- Get familiar with the problem types on both tests. This is just so you won’t be thrown off by the unusual problem types. The best place to start is with this page about GMAT question types and this page about GRE question types.
- Take a free practice GMAT and a free practice GRE. Don’t take them on the same day (or even during the same weekend)! Try to take them at the same time of day, when you’re well-rested and feeling alert. Taking them on consecutive weekends is a good idea.
- Write down what you scored on each practice test, including your overall score and your Quant and Verbal subscores. Then, read on…
GMAT vs. GRE Scoring
Now that you’ve taken both practice tests, here are a few possible scenarios.
- The tests felt pretty similar and your scores were similar. Also, your GMAT score was within about 100 points of your goal score.
- The tests felt pretty similar and your scores were similar. However, your GMAT score was over 100 points from your goal score, and/or the material felt extremely difficult.
- There was a dramatic difference between the two tests: either you scored much higher on one than the other, or you scored similarly, but the material or format of one test seemed much easier to learn.
In scenario 1, you should go ahead and get started with the GMAT. Check out our article on how to study for the GMAT for more advice!
In scenario 2, you have a harder choice to make. As of 2018, there’s a small but significant difference in the scores of GRE applicants and GMAT applicants at top b-schools. Relatively speaking, successful applicants tend to score lower on the GRE than on the GMAT. Taking the GRE could help you get accepted with a slightly lower score, especially if you have a non-traditional background. In this situation, you might consider taking the GRE instead. That’s particularly true if you have limited time to study and improve your score, or if you’ve struggled to improve your test scores in the past.
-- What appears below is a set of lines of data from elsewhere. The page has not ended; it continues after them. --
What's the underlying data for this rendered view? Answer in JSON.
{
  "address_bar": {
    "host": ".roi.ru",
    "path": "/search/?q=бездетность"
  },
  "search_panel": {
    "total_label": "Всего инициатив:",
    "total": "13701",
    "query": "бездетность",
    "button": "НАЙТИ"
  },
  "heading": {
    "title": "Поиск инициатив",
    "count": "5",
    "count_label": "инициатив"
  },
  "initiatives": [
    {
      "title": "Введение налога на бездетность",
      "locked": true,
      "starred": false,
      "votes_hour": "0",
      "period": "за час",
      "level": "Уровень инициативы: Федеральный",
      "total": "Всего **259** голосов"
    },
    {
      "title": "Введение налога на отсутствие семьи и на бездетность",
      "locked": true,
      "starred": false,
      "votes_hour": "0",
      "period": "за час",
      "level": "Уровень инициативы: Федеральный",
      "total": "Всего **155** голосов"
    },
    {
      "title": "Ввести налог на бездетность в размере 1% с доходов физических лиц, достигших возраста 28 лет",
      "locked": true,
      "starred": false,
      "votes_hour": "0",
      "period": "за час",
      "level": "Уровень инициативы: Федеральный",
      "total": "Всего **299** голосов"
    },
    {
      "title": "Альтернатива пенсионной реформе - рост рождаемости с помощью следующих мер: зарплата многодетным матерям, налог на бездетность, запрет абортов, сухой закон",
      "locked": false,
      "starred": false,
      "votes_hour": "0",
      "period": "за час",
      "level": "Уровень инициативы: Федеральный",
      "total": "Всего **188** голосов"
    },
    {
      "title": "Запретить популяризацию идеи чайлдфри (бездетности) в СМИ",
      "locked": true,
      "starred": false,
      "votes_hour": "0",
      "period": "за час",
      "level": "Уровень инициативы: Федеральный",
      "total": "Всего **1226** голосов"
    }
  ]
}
Finally, if one of your practice test scores was much closer to your goal score, that’s the right test to start with. Bear in mind that your GMAT and GRE goal scores might not be the same! In both cases, your goal score should be based on the average scores of students at your target schools.
What If You’ve Already Started Studying?
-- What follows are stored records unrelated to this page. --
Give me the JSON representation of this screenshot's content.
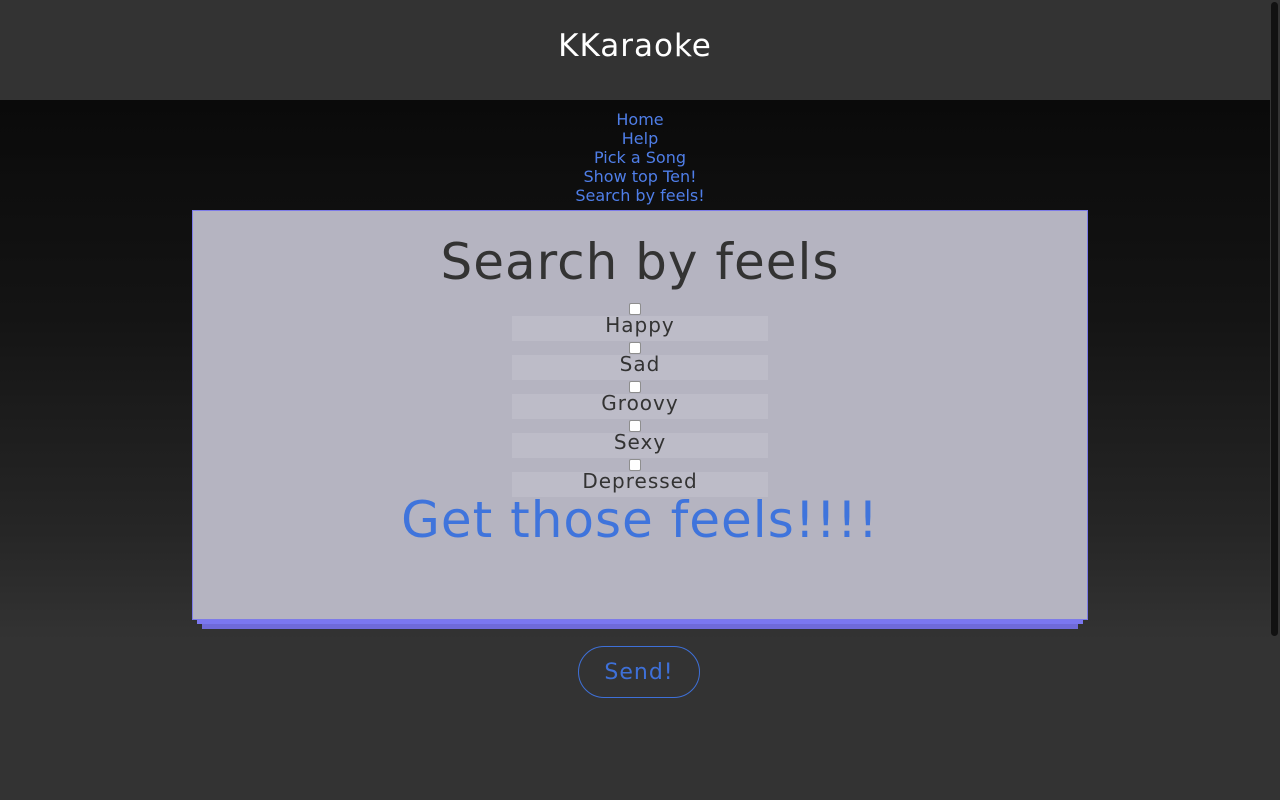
{
  "header": {
    "title": "KKaraoke"
  },
  "nav": {
    "items": [
      {
        "label": "Home"
      },
      {
        "label": "Help"
      },
      {
        "label": "Pick a Song"
      },
      {
        "label": "Show top Ten!"
      },
      {
        "label": "Search by feels!"
      }
    ]
  },
  "card": {
    "title": "Search by feels",
    "feels": [
      {
        "label": "Happy",
        "checked": false
      },
      {
        "label": "Sad",
        "checked": false
      },
      {
        "label": "Groovy",
        "checked": false
      },
      {
        "label": "Sexy",
        "checked": false
      },
      {
        "label": "Depressed",
        "checked": false
      }
    ],
    "result_text": "Get those feels!!!!"
  },
  "send_label": "Send!",
  "colors": {
    "background": "#333333",
    "link": "#4f7ee8",
    "card": "#b5b4c1",
    "card_border": "#7d7be8",
    "accent": "#3e70d8"
  }
}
Switching to the other test won’t necessarily make things easier. But if you’re really struggling with one test, switching tests could shake things up enough to get you moving forward again. If you’ve been studying for a while, you already know most of the content you need, since there’s a lot of overlap. Your first move should be to read about the basic problem types on the other test, take a practice test, and compare both of your scores to your schools’ averages.
The differences between the GMAT and the GRE aren’t massive, and many schools have explicitly stated that they treat the two tests identically. The GMAT is still the traditional route for business school, and it does still represent the majority of applicants. If the tests are otherwise the same for you, there’s no reason not to move forward with the GMAT. However, if your GRE performance is much stronger, don’t hesitate to take advantage of it! In some cases, schools may even be more willing to admit lower-scoring GRE applicants when compared to GMAT applicants.
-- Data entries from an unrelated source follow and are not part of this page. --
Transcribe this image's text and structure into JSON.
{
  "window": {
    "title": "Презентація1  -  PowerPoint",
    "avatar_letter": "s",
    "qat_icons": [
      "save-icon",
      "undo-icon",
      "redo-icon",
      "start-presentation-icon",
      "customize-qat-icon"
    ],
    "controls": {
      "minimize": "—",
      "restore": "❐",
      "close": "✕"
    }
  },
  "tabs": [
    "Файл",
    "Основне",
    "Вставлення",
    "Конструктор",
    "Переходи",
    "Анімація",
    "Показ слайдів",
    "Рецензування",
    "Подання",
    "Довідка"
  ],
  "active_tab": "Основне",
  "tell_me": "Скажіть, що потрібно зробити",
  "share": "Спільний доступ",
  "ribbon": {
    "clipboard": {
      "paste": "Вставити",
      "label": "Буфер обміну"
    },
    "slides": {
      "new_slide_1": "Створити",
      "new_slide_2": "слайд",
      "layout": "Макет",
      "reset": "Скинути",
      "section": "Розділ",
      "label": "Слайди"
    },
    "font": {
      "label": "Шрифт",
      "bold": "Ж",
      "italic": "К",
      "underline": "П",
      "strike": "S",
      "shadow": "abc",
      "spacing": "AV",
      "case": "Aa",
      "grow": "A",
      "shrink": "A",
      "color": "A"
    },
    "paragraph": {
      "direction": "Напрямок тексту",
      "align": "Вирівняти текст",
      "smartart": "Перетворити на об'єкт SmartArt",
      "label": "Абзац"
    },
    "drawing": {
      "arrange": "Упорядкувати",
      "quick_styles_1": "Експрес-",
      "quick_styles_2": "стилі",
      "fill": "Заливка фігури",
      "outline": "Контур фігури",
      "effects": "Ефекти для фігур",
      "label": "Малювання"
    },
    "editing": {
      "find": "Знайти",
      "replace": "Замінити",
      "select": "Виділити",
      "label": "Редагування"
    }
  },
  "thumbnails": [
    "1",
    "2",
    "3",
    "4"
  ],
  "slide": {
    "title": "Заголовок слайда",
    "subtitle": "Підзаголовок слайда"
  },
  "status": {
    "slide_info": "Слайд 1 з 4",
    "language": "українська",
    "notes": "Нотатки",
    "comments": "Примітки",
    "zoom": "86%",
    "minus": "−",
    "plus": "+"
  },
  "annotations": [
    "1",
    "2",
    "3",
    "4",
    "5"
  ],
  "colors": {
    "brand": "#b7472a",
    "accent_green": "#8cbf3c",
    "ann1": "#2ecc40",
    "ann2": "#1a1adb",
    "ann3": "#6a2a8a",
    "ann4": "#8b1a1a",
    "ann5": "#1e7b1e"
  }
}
If this information didn’t help you make your decision, get in touch with an admissions counseling service, such as mbaMission. They’ll be able to take all of your specific concerns into account. Once you’ve chosen a test, why not sign up for a free trial session in one of our GMAT or GRE classes?
Want more guidance from our GMAT gurus? You can attend the first session of any of our online or in-person GMAT courses absolutely free! We’re not kidding. Check out our upcoming courses here.
Chelsey Cooley is a Manhattan Prep instructor based in Seattle, Washington. Chelsey always followed her heart when it came to her education. Luckily, her heart led her straight to the perfect background for GMAT and GRE teaching: she has undergraduate degrees in mathematics and history, a master’s degree in linguistics, a 790 on the GMAT, and a perfect 170/170 on the GRE. Check out Chelsey’s upcoming GMAT prep offerings here.